But declassified US government documents now show that the CIA had concluded that the Chilean government was indeed behind Letelier’s murder. Additionally, the bombing had been directly authorized by the country’s dictator, General Augusto Pinochet, who had led the coup against Allende in 1973. Copies of the documents were personally delivered to Chilean President Michelle Bachelet last week by US Secretary of State John Kerry, as Santiago is seeking to reopen the investigation into the murders. They reveal that Manuel Contreras, head of DINA at the time of the bombing, told an American source that he had supervised the operation to murder Letelier’s under direct orders by General Pinochet. Additionally, according to the CIA documents, the Chilean dictator tried to sabotage the US investigation in to the bombing, and even contemplated killing Contreras in order to hide his personal involvement.

As intelNews has reported before, the US investigation led to the arrest of Michael Townley, an American professional assassin who had previously worked for the CIA. Townley was hired by DINA to help assassinate Letelier’s. He was extradited to the US by the Chilean government in 1978 after strong US pressure. He served just 62 months in prison, in return for agreeing to collaborate with US government investigators. Townley is currently said to be living under the US Witness Protection Program.

Author: Ian Allen | Date: 12 October 2015 | Permalink

Chile launches search for suspect in alleged Neruda poisoning

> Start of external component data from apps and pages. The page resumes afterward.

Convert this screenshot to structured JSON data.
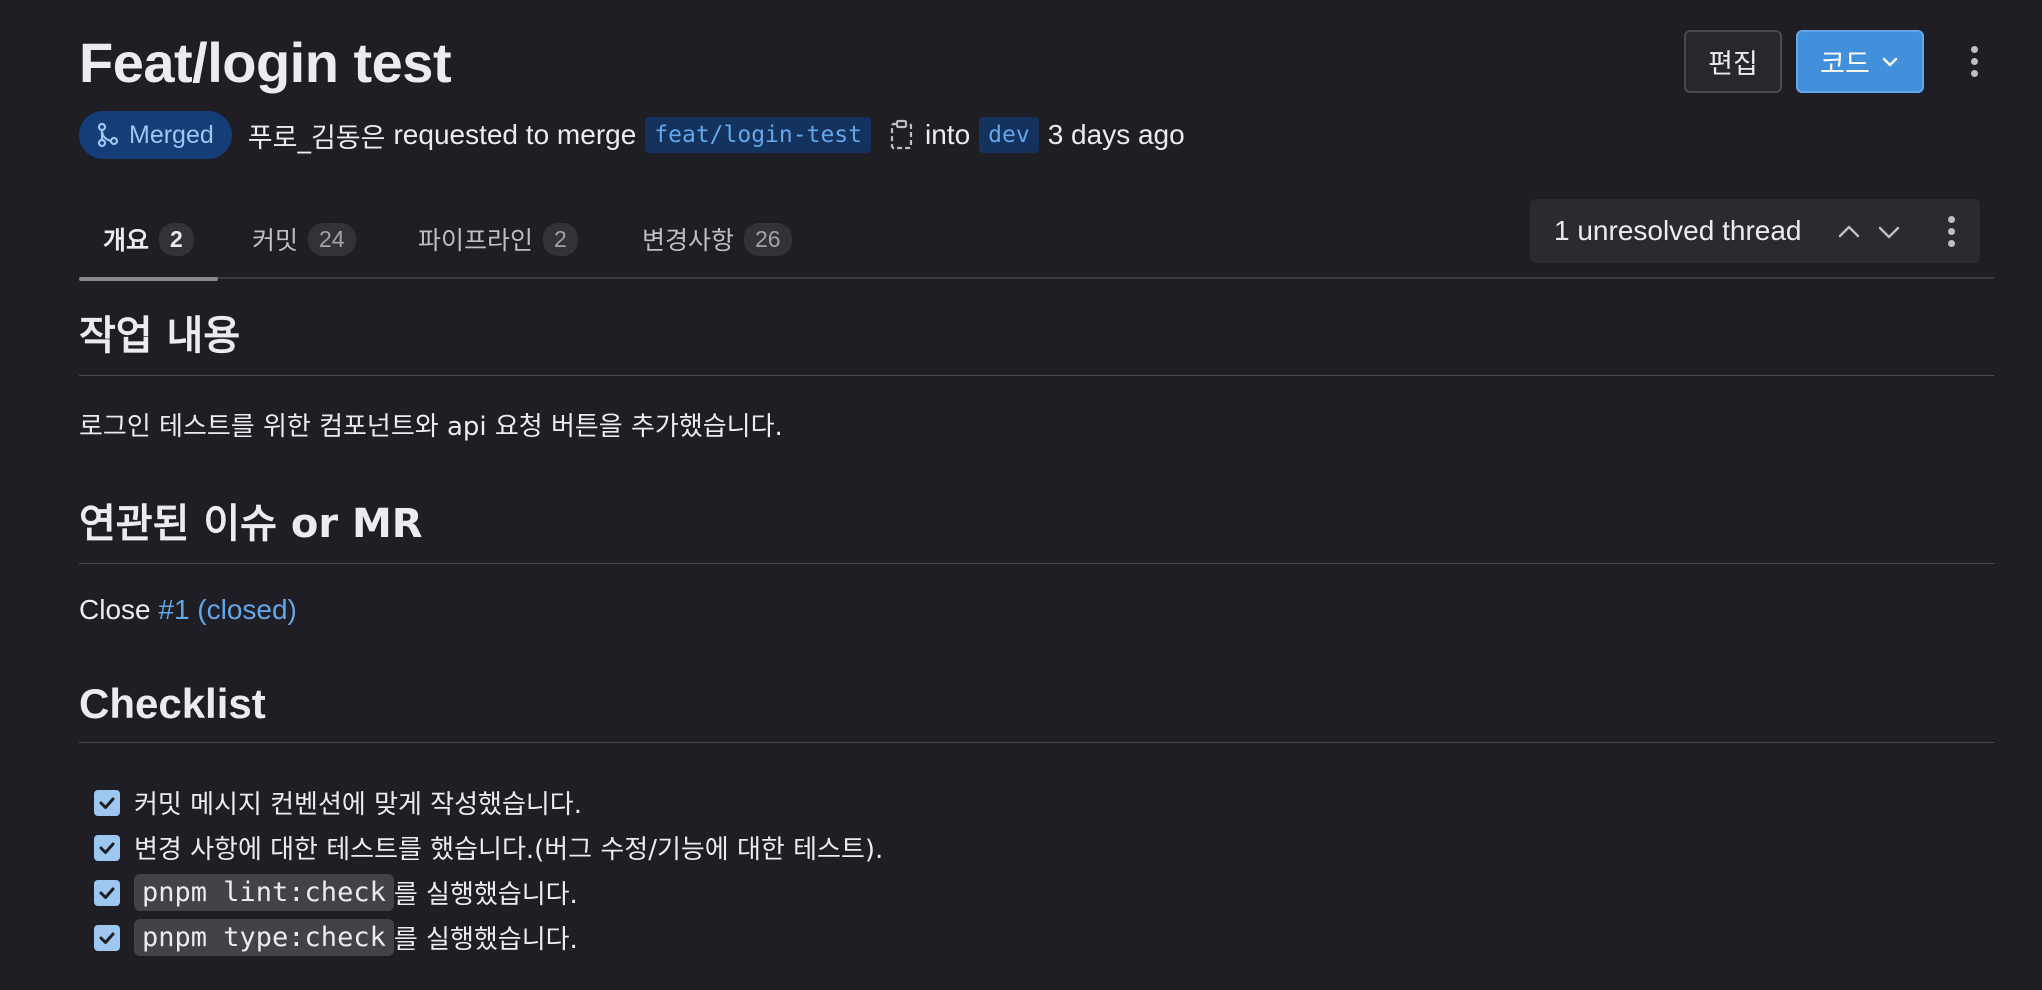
{
  "header": {
    "title": "Feat/login test",
    "edit_label": "편집",
    "code_label": "코드"
  },
  "meta": {
    "status": "Merged",
    "author": "푸로_김동은",
    "requested_text": "requested to merge",
    "source_branch": "feat/login-test",
    "into_text": "into",
    "target_branch": "dev",
    "time_ago": "3 days ago"
  },
  "tabs": [
    {
      "label": "개요",
      "count": "2"
    },
    {
      "label": "커밋",
      "count": "24"
    },
    {
      "label": "파이프라인",
      "count": "2"
    },
    {
      "label": "변경사항",
      "count": "26"
    }
  ],
  "threads": {
    "label": "1 unresolved thread"
  },
  "content": {
    "section1_title": "작업 내용",
    "section1_text": "로그인 테스트를 위한 컴포넌트와 api 요청 버튼을 추가했습니다.",
    "section2_title": "연관된 이슈 or MR",
    "close_text": "Close",
    "issue_link": "#1 (closed)",
    "section3_title": "Checklist",
    "checklist": [
      {
        "prefix": "",
        "code": "",
        "text": "커밋 메시지 컨벤션에 맞게 작성했습니다.",
        "checked": true
      },
      {
        "prefix": "",
        "code": "",
        "text": "변경 사항에 대한 테스트를 했습니다.(버그 수정/기능에 대한 테스트).",
        "checked": true
      },
      {
        "prefix": "",
        "code": "pnpm lint:check",
        "text": "를 실행했습니다.",
        "checked": true
      },
      {
        "prefix": "",
        "code": "pnpm type:check",
        "text": "를 실행했습니다.",
        "checked": true
      }
    ]
  },
  "colors": {
    "background": "#1f1e24",
    "accent": "#428fdc",
    "merged_badge_bg": "#153d77",
    "link": "#63a6e9"
  },
  "icons": {
    "merged": "merge-icon",
    "copy": "clipboard-icon",
    "chevron": "chevron-down-icon",
    "more": "kebab-icon",
    "prev": "chevron-up-icon",
    "next": "chevron-down-icon",
    "check": "checkbox-checked-icon"
  }
}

Pablo Neruda (right) and Salvador AllendeBy JOSEPH FITSANAKIS | |
The government of Chile has launched an official search for a United States suspect in connection with the alleged poisoning of celebrated poet Pablo Neruda. The Chilean literary icon, who was awarded the Nobel Prize in Literature in 1971, died on September 23, 1973. His death occurred less than two weeks after a coup d’état, led by General Augusto Pinochet, toppled the democratically elected Marxist government of Salvador Allende, a close friend of Neruda. The death of the internationally acclaimed poet, who was 69 at the time, was officially attributed to prostate cancer and the effects of acute mental stress over the military coup. Earlier this year, however, an official investigation was launched into Neruda’s death following allegations that he had been murdered. The investigation was sparked by a comment made by Neruda’s personal driver, Manuel Araya, who said that the poet had been deliberately injected with poison while receiving treatment for cancer at the Clinica Santa Maria in Chilean capital Santiago. Investigators are still awaiting the completion of a complex autopsy performed on Neruda’s remains, which were exhumed in April. But the Chilean government has already issued a search order for a medical doctor —or someone pretending to be a doctor— who was allegedly on Neruda’s bedside on the night of his death. The search was issued based on comments made recently by another medical doctor, Sergio Draper, who supervised Neruda’s hospital treatment in September of 1973. Dr. Draper told government investigators that he turned over his shift that night to a “Dr. Price”, a young doctor in his late 20s, who was with Neruda in the hours leading to the poet’s death. According to Rodolfo Reyes, a lawyer representing the Neruda estate, Dr.Price’s identity remains a mystery. Read more of this post